Located in the tiny village of Petit-Fays, near Bièvre, in the south of the province of Namur in Belgium, the P’tit Faystival is one of the most unlikely places to stumble across a day of alternative rock and indie acts.
Now in its 15th year, the action takes place around the village square under the gaze of the 1879 Sainte-Barbe church, and in a large marquee which stays open till 6am.
Folk band play under a tree by the village square.
The main festival area with the band marquee to the right.
The splendid church.
On the ‘main’ stage, an experimental artist employs loops and sound effects.
Men were instructed to pee… somewhere.
The band were put up in the houses of kind locals. This is the scene one minute’s walk away from the festival.
This is where the keyboard player and I stayed.

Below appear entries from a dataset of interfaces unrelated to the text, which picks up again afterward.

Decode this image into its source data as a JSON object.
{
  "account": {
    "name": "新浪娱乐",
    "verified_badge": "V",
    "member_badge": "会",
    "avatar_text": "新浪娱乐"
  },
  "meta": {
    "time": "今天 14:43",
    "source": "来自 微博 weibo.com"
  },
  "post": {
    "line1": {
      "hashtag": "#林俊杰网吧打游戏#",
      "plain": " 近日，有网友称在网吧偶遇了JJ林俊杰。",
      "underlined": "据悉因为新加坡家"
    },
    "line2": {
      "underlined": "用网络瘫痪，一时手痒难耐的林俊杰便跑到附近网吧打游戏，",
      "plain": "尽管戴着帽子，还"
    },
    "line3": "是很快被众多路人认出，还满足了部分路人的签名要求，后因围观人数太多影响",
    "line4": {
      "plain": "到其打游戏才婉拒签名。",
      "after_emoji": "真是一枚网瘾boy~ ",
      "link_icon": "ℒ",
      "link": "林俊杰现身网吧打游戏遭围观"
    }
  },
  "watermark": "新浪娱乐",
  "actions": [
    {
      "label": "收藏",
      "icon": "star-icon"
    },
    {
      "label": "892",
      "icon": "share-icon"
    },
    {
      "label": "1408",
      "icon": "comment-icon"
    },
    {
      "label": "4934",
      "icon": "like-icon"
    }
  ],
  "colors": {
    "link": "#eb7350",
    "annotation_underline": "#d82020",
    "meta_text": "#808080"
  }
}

Walking back to the festival.
This curious game involved spinning a hammer around and then thumping the nail into the log.
A huge communal paella was prepared over a log fire, with veggie options available nearby.
Late afternoon in the square.
Here’s the admin crew keeping things running smoothly!
A look around the village.
Experimental sound artist.
A local artist gets involved.
The locals were in a good mood after the World Cup result.
Relaxing in the sun.
The band stage inside the marquee.
Crowd for the Monochrome Set.
The audience were amazing. We had a proper mosh pit going for most of the set!
The soundcrew were fine chaps.
After we finished, the DJ played a wildly eccentric set, which went from the Pixies to sub-Eurovision Belgium oompah, and it sent the crowds into a frenzy!
Singing along. The party went on till 6am.
The view next morning.
Some of the old ladies in the village were selling waffles, home made jam and coffee.
Abandoned goods yard at Graide station.
Waiting for the train.
Goodbye Belgium – and thank you to the organisers of P’Tit Faystival – it was amazing!